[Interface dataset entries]
= = = = =

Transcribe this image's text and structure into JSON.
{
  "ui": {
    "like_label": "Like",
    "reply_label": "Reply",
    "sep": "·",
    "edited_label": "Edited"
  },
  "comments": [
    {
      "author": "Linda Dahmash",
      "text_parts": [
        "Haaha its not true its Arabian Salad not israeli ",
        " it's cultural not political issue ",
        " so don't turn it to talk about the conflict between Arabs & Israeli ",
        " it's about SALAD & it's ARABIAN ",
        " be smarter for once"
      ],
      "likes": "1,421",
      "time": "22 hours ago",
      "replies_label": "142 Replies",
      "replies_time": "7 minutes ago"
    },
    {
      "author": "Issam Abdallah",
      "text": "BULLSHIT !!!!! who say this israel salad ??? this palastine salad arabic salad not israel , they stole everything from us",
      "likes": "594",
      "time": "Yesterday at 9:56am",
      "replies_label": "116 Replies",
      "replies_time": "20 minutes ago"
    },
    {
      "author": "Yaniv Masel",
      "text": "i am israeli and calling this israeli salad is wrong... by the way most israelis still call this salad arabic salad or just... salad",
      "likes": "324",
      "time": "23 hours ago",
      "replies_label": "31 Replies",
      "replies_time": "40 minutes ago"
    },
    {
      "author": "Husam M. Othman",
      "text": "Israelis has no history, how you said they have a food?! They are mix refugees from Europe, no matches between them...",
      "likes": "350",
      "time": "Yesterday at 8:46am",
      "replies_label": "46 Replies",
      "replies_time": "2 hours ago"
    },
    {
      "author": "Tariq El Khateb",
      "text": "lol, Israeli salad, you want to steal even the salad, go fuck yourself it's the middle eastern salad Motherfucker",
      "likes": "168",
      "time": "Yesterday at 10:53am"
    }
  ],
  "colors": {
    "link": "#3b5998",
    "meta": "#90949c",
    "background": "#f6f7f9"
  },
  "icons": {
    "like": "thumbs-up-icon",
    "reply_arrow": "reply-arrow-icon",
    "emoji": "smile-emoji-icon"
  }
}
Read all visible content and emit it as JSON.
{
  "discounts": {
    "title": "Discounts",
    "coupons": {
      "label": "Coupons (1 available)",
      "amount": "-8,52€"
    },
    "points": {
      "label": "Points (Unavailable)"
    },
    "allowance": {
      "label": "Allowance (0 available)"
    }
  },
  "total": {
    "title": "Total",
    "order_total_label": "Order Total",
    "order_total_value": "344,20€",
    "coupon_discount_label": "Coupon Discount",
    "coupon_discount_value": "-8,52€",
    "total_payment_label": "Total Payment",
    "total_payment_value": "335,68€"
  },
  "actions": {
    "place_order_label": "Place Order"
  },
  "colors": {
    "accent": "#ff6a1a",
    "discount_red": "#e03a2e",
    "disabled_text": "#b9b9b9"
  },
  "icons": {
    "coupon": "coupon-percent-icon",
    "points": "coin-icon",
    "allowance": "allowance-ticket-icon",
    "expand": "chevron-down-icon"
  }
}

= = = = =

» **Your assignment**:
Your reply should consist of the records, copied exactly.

» **Result**:
Transcribe this image's text and structure into JSON.
{
  "ui": {
    "like_label": "Like",
    "reply_label": "Reply",
    "sep": "·",
    "edited_label": "Edited"
  },
  "comments": [
    {
      "author": "Linda Dahmash",
      "text_parts": [
        "Haaha its not true its Arabian Salad not israeli ",
        " it's cultural not political issue ",
        " so don't turn it to talk about the conflict between Arabs & Israeli ",
        " it's about SALAD & it's ARABIAN ",
        " be smarter for once"
      ],
      "likes": "1,421",
      "time": "22 hours ago",
      "replies_label": "142 Replies",
      "replies_time": "7 minutes ago"
    },
    {
      "author": "Issam Abdallah",
      "text": "BULLSHIT !!!!! who say this israel salad ??? this palastine salad arabic salad not israel , they stole everything from us",
      "likes": "594",
      "time": "Yesterday at 9:56am",
      "replies_label": "116 Replies",
      "replies_time": "20 minutes ago"
    },
    {
      "author": "Yaniv Masel",
      "text": "i am israeli and calling this israeli salad is wrong... by the way most israelis still call this salad arabic salad or just... salad",
      "likes": "324",
      "time": "23 hours ago",
      "replies_label": "31 Replies",
      "replies_time": "40 minutes ago"
    },
    {
      "author": "Husam M. Othman",
      "text": "Israelis has no history, how you said they have a food?! They are mix refugees from Europe, no matches between them...",
      "likes": "350",
      "time": "Yesterday at 8:46am",
      "replies_label": "46 Replies",
      "replies_time": "2 hours ago"
    },
    {
      "author": "Tariq El Khateb",
      "text": "lol, Israeli salad, you want to steal even the salad, go fuck yourself it's the middle eastern salad Motherfucker",
      "likes": "168",
      "time": "Yesterday at 10:53am"
    }
  ],
  "colors": {
    "link": "#3b5998",
    "meta": "#90949c",
    "background": "#f6f7f9"
  },
  "icons": {
    "like": "thumbs-up-icon",
    "reply_arrow": "reply-arrow-icon",
    "emoji": "smile-emoji-icon"
  }
}
Read all visible content and emit it as JSON.
{
  "discounts": {
    "title": "Discounts",
    "coupons": {
      "label": "Coupons (1 available)",
      "amount": "-8,52€"
    },
    "points": {
      "label": "Points (Unavailable)"
    },
    "allowance": {
      "label": "Allowance (0 available)"
    }
  },
  "total": {
    "title": "Total",
    "order_total_label": "Order Total",
    "order_total_value": "344,20€",
    "coupon_discount_label": "Coupon Discount",
    "coupon_discount_value": "-8,52€",
    "total_payment_label": "Total Payment",
    "total_payment_value": "335,68€"
  },
  "actions": {
    "place_order_label": "Place Order"
  },
  "colors": {
    "accent": "#ff6a1a",
    "discount_red": "#e03a2e",
    "disabled_text": "#b9b9b9"
  },
  "icons": {
    "coupon": "coupon-percent-icon",
    "points": "coin-icon",
    "allowance": "allowance-ticket-icon",
    "expand": "chevron-down-icon"
  }
}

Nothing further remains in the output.